Before the Devil Knows You're Dead
3 out of 4 stars
After capping off the worst decade of his career with the embarrassing "Find Me Guilty," legendary director Sidney Lumet is finally back on track.
While "Before the Devil Knows You're Dead" is nowhere close in quality to the classics "Dog Day Afternoon," or "Network," it does find Lumet effectively managing a top-notch script and drawing out some terrific performances from his cast.
The four principals - two Oscar winners and two past nominees - mine the material for all it's worth. The dozens of plot twists are so good, to get into detail about them here would spoil the many surprises.
As good as most of it is, the out-of-sequence presentation about a botched robbery can't avoid comparisons to Quentin Tarantino's "Reservoir Dogs" and "Pulp Fiction." Lumet and first-time screenwriter Kelly Masterson also pinch another Tarantino calling card: showing the same scene from different perspectives at various points throughout the film. The repetition adds little to the depth of the story and simply wastes time. Lumet is forcing himself to be hip in a movie where old-school techniques would have worked much better.
Brothers Andy (Philip Seymour Hoffman) and Hank (Ethan Hawke) share a great many things. Both are broke and morally bankrupt, but Andy is a bit more resourceful and motivated. Andy devises a plan to rob a jewelry store, and he describes the scheme to the pliable Hank as a victimless crime. Security is nonexistent at this mom-and-pop operation, and the owners will be completely covered by their insurance. It'll be in and out, quick and easy, nice and neat. Andy can say this because he won't be there when the heist actually takes place.
Of course, the robbery goes terribly awry, shots are fired and two people go down. Neither Andy or Hank thought much about the "what ifs," and all of them come roaring back to bite them in the tail. Both men also have to deal with angry spouses (one of whom is Marisa Tomei in her best role in years) for completely different sets of reasons.
Not showing up in earnest until well past the halfway point, Albert Finney as the store owner must wrestle with some Shakespearean-level, life and death decisions that totally rip him apart. A five-time Academy Award nominee, Finney never fails to deliver the goods. This is just the kind of performance that will make him a front-runner for a sixth nomination.
The movie hits a big snag in the last 15 minutes, when the generally low-key narrative gets a little too gonzo.

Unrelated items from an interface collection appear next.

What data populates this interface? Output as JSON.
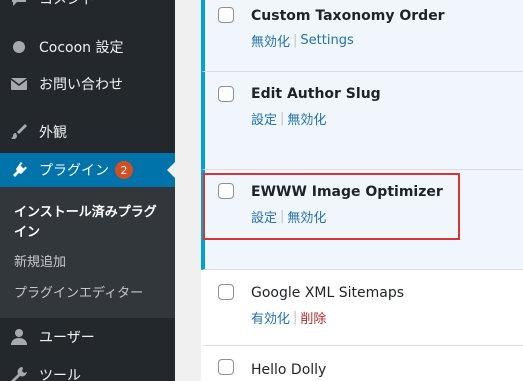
{
  "sidebar": {
    "comment_partial": "コメント",
    "items": [
      {
        "label": "Cocoon 設定",
        "icon": "circle-icon"
      },
      {
        "label": "お問い合わせ",
        "icon": "mail-icon"
      },
      {
        "label": "外観",
        "icon": "brush-icon"
      },
      {
        "label": "プラグイン",
        "icon": "plugin-icon",
        "badge": "2"
      }
    ],
    "submenu": [
      "インストール済みプラグイン",
      "新規追加",
      "プラグインエディター"
    ],
    "lower_items": [
      {
        "label": "ユーザー",
        "icon": "user-icon"
      },
      {
        "label": "ツール",
        "icon": "wrench-icon"
      }
    ]
  },
  "plugins": [
    {
      "name": "Custom Taxonomy Order",
      "status": "active",
      "actions": [
        "無効化",
        "Settings"
      ]
    },
    {
      "name": "Edit Author Slug",
      "status": "active",
      "actions": [
        "設定",
        "無効化"
      ]
    },
    {
      "name": "EWWW Image Optimizer",
      "status": "active",
      "actions": [
        "設定",
        "無効化"
      ]
    },
    {
      "name": "Google XML Sitemaps",
      "status": "inactive",
      "actions": [
        "有効化",
        "削除"
      ]
    },
    {
      "name": "Hello Dolly",
      "status": "inactive",
      "actions": []
    }
  ],
  "colors": {
    "sidebar_bg": "#23282d",
    "active_menu": "#0073aa",
    "active_plugin_border": "#00a0d2",
    "link": "#2271b1",
    "delete_link": "#b32d2e",
    "highlight_box": "#d63638",
    "badge": "#d54e21"
  }
}
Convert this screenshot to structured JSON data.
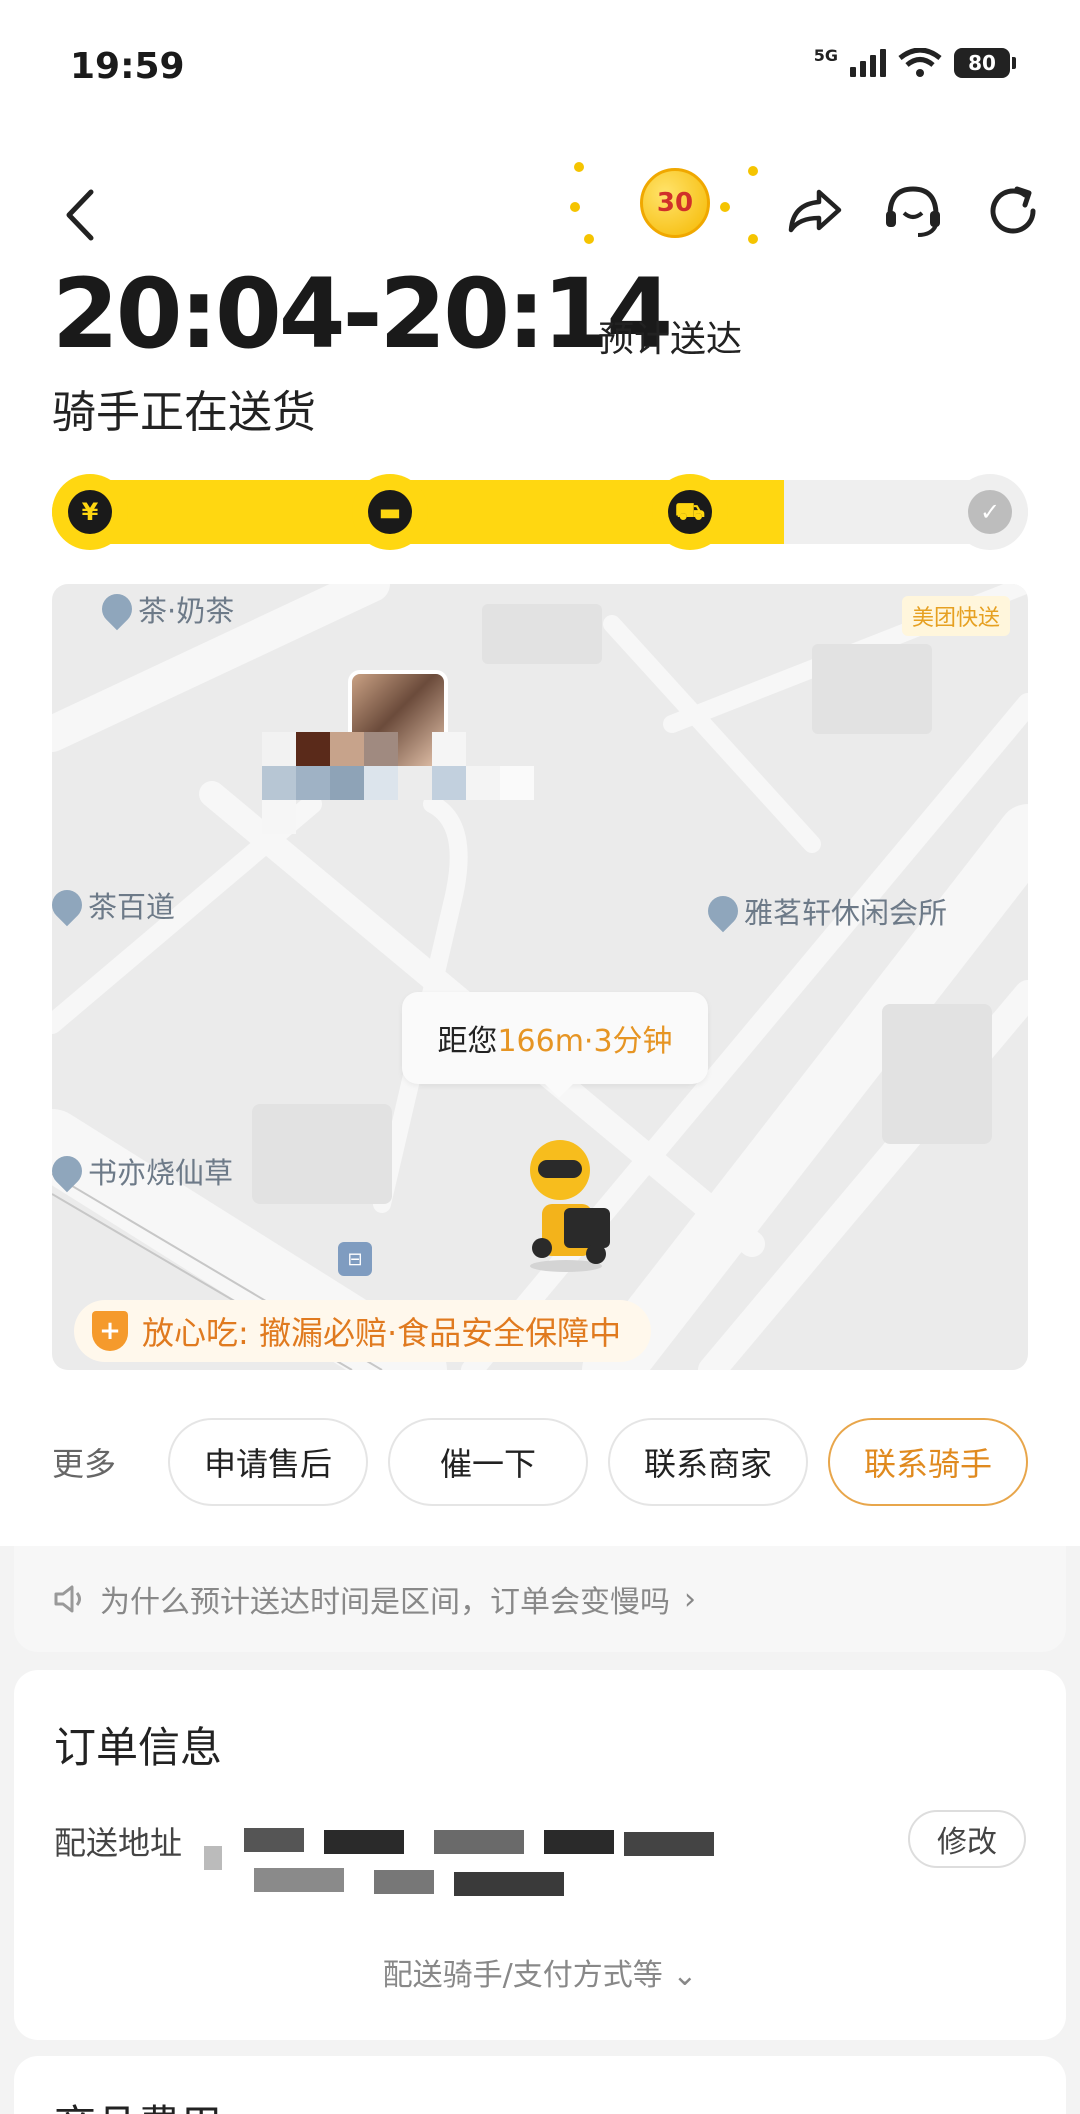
{
  "status_bar": {
    "time": "19:59",
    "network": "5G",
    "battery": "80"
  },
  "header": {
    "coin_value": "30",
    "eta_range": "20:04-20:14",
    "eta_suffix": "预计送达",
    "status_text": "骑手正在送货"
  },
  "progress": {
    "fraction_complete": 0.75,
    "steps": [
      {
        "name": "paid",
        "glyph": "¥",
        "done": true
      },
      {
        "name": "merchant",
        "glyph": "▬",
        "done": true
      },
      {
        "name": "delivering",
        "glyph": "⛟",
        "done": true
      },
      {
        "name": "arrived",
        "glyph": "✓",
        "done": false
      }
    ],
    "colors": {
      "fill": "#ffd711",
      "track": "#efefef"
    }
  },
  "map": {
    "pois": [
      "茶·奶茶",
      "茶百道",
      "雅茗轩休闲会所",
      "书亦烧仙草"
    ],
    "tag": "美团快送",
    "distance_prefix": "距您",
    "distance_value": "166m·3分钟",
    "safety_text": "放心吃: 撤漏必赔·食品安全保障中",
    "bus_glyph": "⊟"
  },
  "actions": {
    "more": "更多",
    "buttons": [
      "申请售后",
      "催一下",
      "联系商家",
      "联系骑手"
    ]
  },
  "tip": {
    "text": "为什么预计送达时间是区间，订单会变慢吗",
    "chevron": "›"
  },
  "order": {
    "title": "订单信息",
    "address_label": "配送地址",
    "edit_label": "修改",
    "expand_text": "配送骑手/支付方式等",
    "expand_chevron": "⌄"
  },
  "next_section": {
    "title": "商品费用"
  },
  "accent_colors": {
    "brand_yellow": "#ffd711",
    "orange": "#e08a1f"
  }
}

The story goes from being thoughtful and spare to unfittingly frantic Wild West. It's not enough to reduce the searing feeling of senseless loss, but it comes real close. (Thinkfilm)